Most recently, Brian has produced and performed on two recordings with his band, Mr. Ho's Orchestrotica. The series—entitled Exotica for Modern Living—commenced with The Unforgettable Sounds of Esquivel (2010), which recaptures the space-age pop magic of big band arranger Juan Garcia Esquivel. The lost charts used in the recording were rescued by Brian, who transcribed the arrangements from the original 1950s albums and arranged them for 23 musicians. Eventually, the album received critical acclaim by the Sunday Times in London (Editor's Pick, four stars “...exquisite attention to details...”) and Downbeat (“incredible arrangements, musicianship, and artistic direction”) and currently is playing in 10,000 Starbucks stores world-wide.
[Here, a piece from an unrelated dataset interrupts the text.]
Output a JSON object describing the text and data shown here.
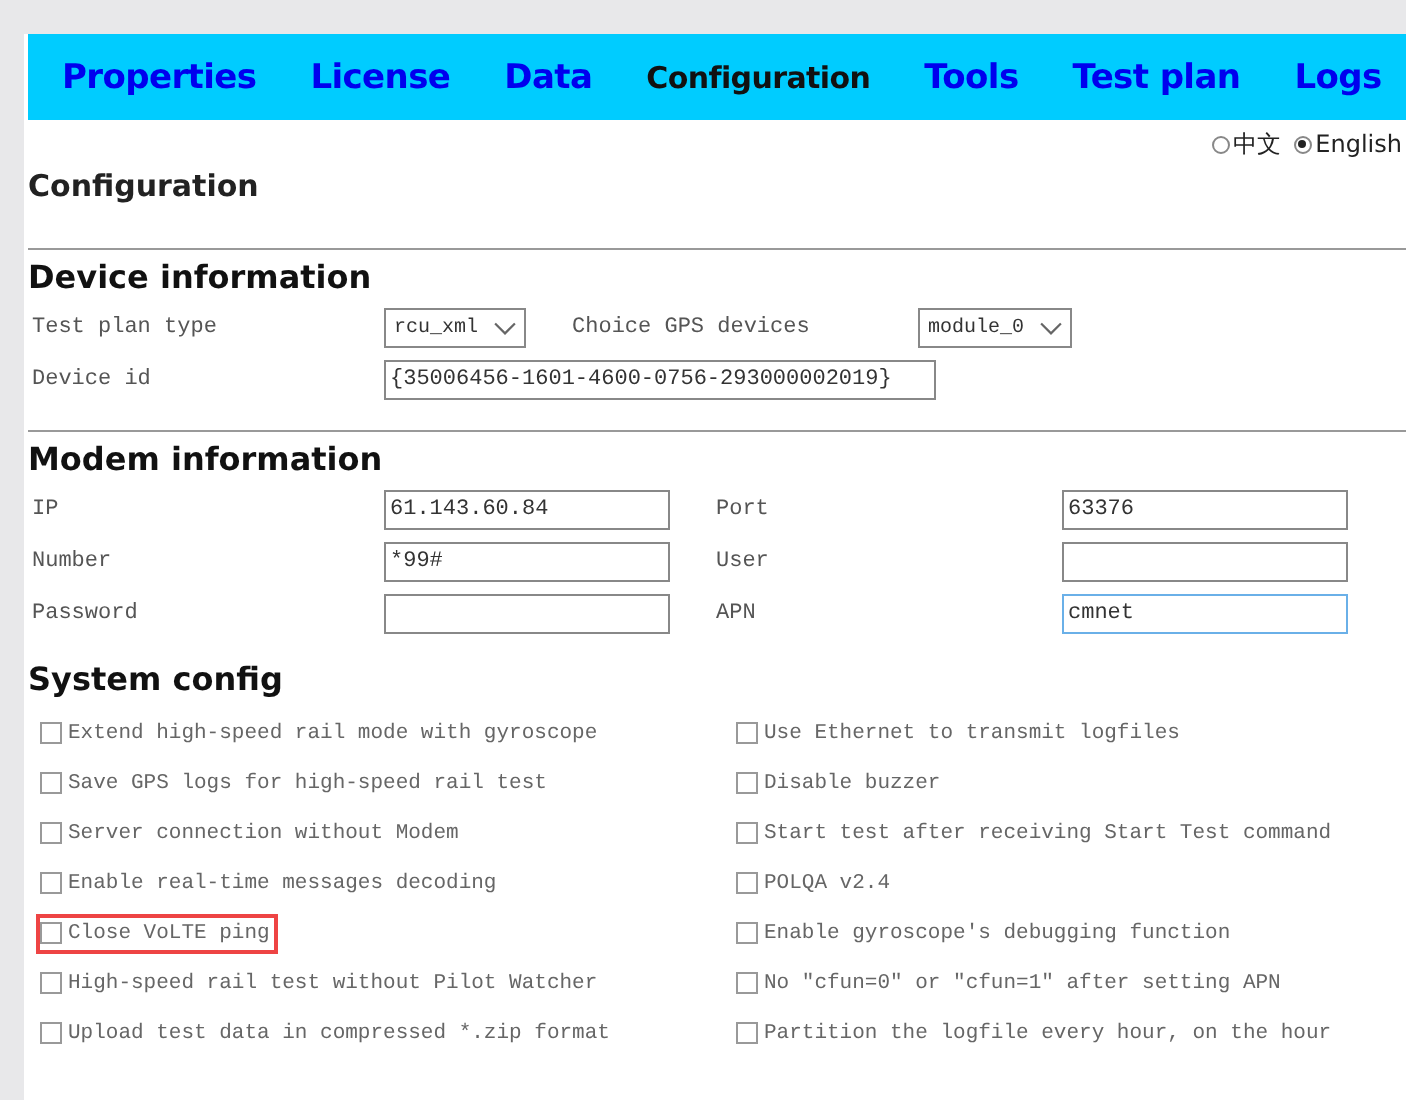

The second CD in the series—Third River Rangoon—features the Orchestrotica's global jazz quartet performing O'Neill's newest compositions and will be released in May 2011. Along with the Orchestrotica's projects, Brian also recorded on riq, doumbek, lap-style frame drum, and cajon with the Klezwoods' Oy Yeah (2010).

Boston Globe
“…[The Orchestrotica is] a marvelously flexible unit that can morph from a small, swinging combo to the full-blown 23-piece orchestra…”—Jonathan Perry, The Boston Globe

On The David Wax Museum's Everything Is Saved (2011), one can hear Brazilian music's heavy influence on O'Neill whereby baião and samba-reggae —played on pandeiro, ganzá, cajon , and tappan—meld with the group's Mexo-Americana sound. Brian has also recorded with his Mexican son trio, La Tuza, on the album Son del Otro Lado (2009), which features him extensively on cajon, tamborita, quijada, pandeiro, marimbula, piano, and voice. Years earlier, as the original vibraphonist of the award-winning exotica band WAITIKI, he recorded two albums: Charred Mammal Flesh: Exotica Music for BBQ (2005) and Rendezvous in Okonkuluku (2007)—both of which won Exotica Album of the Year at the 2006 and 2007 Hawaii Music Awards. Along with WAITIKI, he also appeared on FleaMarket's Paradise Lost and Found: Songs of Hawaii Old and New (2007). In addition to recording, Brian also occasionally composes for specialty projects. In 2004, he co-wrote a film score to the Carl Dreyer silent movie Vampyr (1931) with Boston rock musician Shaun Wortis. They performed the score live during a screening of the film at the Cambridge, MA-based music venue, The Lizard Lounge. In 2011, he joined the modern chamber quartet CORDIS as their pianist, which is lead by concert cimbalomist and percussionist Richard Grimes.

“…incredible arrangements, musicianship and artistic direction…I’m sure the only thing better than hearing the record would be seeing this group live.…”—Frank Alkyer, DOWNBEAT

Born in Phoenix, Arizona in 1977, O'Neill's career in music began at age five with eleven years of classical piano training and a three-year engagement with the renowned Phoenix Boys Choir. Eventually, he graduated summa cum laude from Northern Arizona University (NAU) with a Bachelor of Music degree in Instrumental Performance (percussion) where he studied with Dr. Steven Hemphill. He also pursued jazz studies, performing on drumset, Latin percussion, and vibraphone with the top jazz ensembles in the acclaimed NAU Jazz Studies department (led by Joel DiBartolo and Pete Vivona). Additionally, Brian has studied with Jamey Haddad (hand percussion), Steven Spungin (flamenco), Raquy Danziger (doumbek), and Bill Wanser (orchestral music). Currently, Brian resides in Cambridge, MA and New York City. He speaks Spanish and Portuguese, and enjoys traveling and culinary arts.